She was not impressed. The wilted flowers, were they roses? gave mute testimony to his guilt. What was he trying to ask for forgiveness this time and where had he stolen this pathetic floral arrangement?
When she arrived home, some two dozen years later, she wondered how her parents had gotten so old while she was gone. “Oh well,” she said. “At least my heart is still safe. They will be happy to know that.”
When she went down to the deep blue lake, she checked to see if anyone was watching her before she disrobed and dove into the water to retrieve her heart. At the bottom of the lake she found the crystal box and retreated back to the surface. It did not occur to her to check the contents, although she did wonder why the box felt heavier than she remembered. “Oh well,” she said. “Maybe that happens after a so much time.”

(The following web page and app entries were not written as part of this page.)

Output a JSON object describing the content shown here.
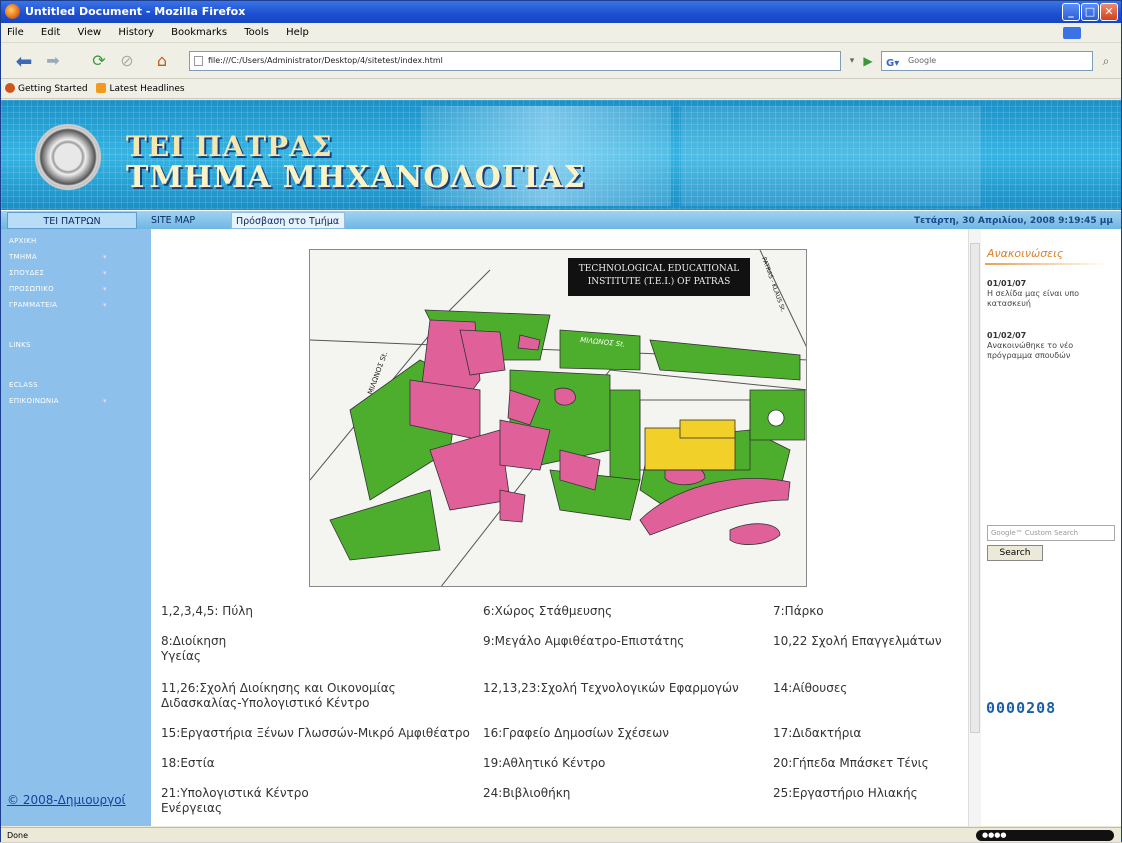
{
  "window": {
    "title": "Untitled Document - Mozilla Firefox"
  },
  "menu": [
    "File",
    "Edit",
    "View",
    "History",
    "Bookmarks",
    "Tools",
    "Help"
  ],
  "address": {
    "url": "file:///C:/Users/Administrator/Desktop/4/sitetest/index.html"
  },
  "search": {
    "placeholder": "Google"
  },
  "bookmarks": [
    "Getting Started",
    "Latest Headlines"
  ],
  "banner": {
    "line1": "ΤΕΙ ΠΑΤΡΑΣ",
    "line2": "ΤΜΗΜΑ ΜΗΧΑΝΟΛΟΓΙΑΣ"
  },
  "site_nav": {
    "items": [
      "ΤΕΙ ΠΑΤΡΩΝ",
      "SITE MAP",
      "Πρόσβαση στο Τμήμα"
    ],
    "date": "Τετάρτη, 30 Απριλίου, 2008 9:19:45 μμ"
  },
  "left_nav": {
    "items": [
      "ΑΡΧΙΚΗ",
      "ΤΜΗΜΑ",
      "ΣΠΟΥΔΕΣ",
      "ΠΡΟΣΩΠΙΚΟ",
      "ΓΡΑΜΜΑΤΕΙΑ",
      "LINKS",
      "ECLASS",
      "ΕΠΙΚΟΙΝΩΝΙΑ"
    ],
    "copyright": "© 2008-Δημιουργοί"
  },
  "map": {
    "caption1": "TECHNOLOGICAL EDUCATIONAL",
    "caption2": "INSTITUTE (T.E.I.) OF PATRAS",
    "street1": "ΜΙΛΩΝΟΣ St.",
    "street2": "ΜΙΛΩΝΟΣ St.",
    "street3": "PATRAS - KLAUS St."
  },
  "legend": [
    {
      "a": "1,2,3,4,5: Πύλη",
      "b": "6:Χώρος Στάθμευσης",
      "c": "7:Πάρκο"
    },
    {
      "a": "8:Διοίκηση",
      "a2": "Υγείας",
      "b": "9:Μεγάλο Αμφιθέατρο-Επιστάτης",
      "c": "10,22 Σχολή Επαγγελμάτων"
    },
    {
      "a": "11,26:Σχολή Διοίκησης και Οικονομίας",
      "a2": "Διδασκαλίας-Υπολογιστικό Κέντρο",
      "b": "12,13,23:Σχολή Τεχνολογικών Εφαρμογών",
      "c": "14:Αίθουσες"
    },
    {
      "a": "15:Εργαστήρια Ξένων Γλωσσών-Μικρό Αμφιθέατρο",
      "b": "16:Γραφείο Δημοσίων Σχέσεων",
      "c": "17:Διδακτήρια"
    },
    {
      "a": "18:Εστία",
      "b": "19:Αθλητικό Κέντρο",
      "c": "20:Γήπεδα Μπάσκετ Τένις"
    },
    {
      "a": "21:Υπολογιστικά Κέντρο",
      "a2": "Ενέργειας",
      "b": "24:Βιβλιοθήκη",
      "c": "25:Εργαστήριο Ηλιακής"
    }
  ],
  "announcements": {
    "heading": "Ανακοινώσεις",
    "items": [
      {
        "date": "01/01/07",
        "text": "Η σελίδα μας είναι υπο κατασκευή"
      },
      {
        "date": "01/02/07",
        "text": "Ανακοινώθηκε το νέο πρόγραμμα σπουδών"
      }
    ],
    "search_placeholder": "Google™ Custom Search",
    "search_button": "Search",
    "counter": "0000208"
  },
  "status": {
    "text": "Done"
  }
}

The merman, having been alerted to her return by the noise of her return, hid himself and watched her. After she left, he remembered that he’d placed his own heart in the crystal box to keep the woman’s heart company. He decided that now that the woman had returned, he should also collect his own heart, too.

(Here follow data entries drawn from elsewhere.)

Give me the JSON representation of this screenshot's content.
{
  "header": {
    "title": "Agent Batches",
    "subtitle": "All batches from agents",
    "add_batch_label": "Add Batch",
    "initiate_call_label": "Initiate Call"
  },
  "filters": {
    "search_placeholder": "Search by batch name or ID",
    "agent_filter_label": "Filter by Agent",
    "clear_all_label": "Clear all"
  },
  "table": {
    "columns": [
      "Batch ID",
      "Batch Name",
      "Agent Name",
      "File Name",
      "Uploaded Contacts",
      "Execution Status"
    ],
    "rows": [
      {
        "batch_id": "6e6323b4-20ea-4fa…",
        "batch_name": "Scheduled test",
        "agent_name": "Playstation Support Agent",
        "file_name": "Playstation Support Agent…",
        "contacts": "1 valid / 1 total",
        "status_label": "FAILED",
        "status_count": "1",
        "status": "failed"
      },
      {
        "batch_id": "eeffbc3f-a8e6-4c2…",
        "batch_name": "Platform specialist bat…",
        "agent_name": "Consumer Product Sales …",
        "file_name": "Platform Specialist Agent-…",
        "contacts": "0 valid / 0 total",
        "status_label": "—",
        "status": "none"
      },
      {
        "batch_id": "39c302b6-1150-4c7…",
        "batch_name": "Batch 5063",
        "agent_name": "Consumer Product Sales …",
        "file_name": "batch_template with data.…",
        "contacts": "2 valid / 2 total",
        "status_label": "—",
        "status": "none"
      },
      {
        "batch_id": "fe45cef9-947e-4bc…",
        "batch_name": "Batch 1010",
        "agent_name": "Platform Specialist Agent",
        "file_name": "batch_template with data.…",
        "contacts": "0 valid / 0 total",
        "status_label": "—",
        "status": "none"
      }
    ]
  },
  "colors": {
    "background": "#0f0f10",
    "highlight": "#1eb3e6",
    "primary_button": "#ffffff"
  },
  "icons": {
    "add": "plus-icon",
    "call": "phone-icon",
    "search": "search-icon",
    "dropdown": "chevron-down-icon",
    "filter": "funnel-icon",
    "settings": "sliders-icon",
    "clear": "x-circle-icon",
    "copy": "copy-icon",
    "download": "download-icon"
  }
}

She placed her heart in a crystal box and hid it at the bottom of a deep blue lake. She left her heart there while she traveled the world. Her parents had warned her about losing her heart in a foreign land, and she thought it prudent to take measures.
Little did she know that a merman, an outcast from his kin in the salt-water sea, inhabited the deep blue lake and had watched her hide the heart. After she left, he waited to see if she would return to collect it. When days past and she didn’t return, he inspected the crystal box and found her heart.
Her heart seemed lonely, as lonely as he felt inside. So he placed his own heart in the box to keep her’s company.
He often thought about leaving secret messages, tiny books with an endearing story left in am owl’s nest or a parchment filled with calligraphy; a poem perhaps, if he knew how to write poetry. Something to impress her, intriguing and literary at the same time. He knew that would appeal to her.
The tiny book remained unwritten, the poem a blank page, and the parchment never purchased. Still, he had his aspirations.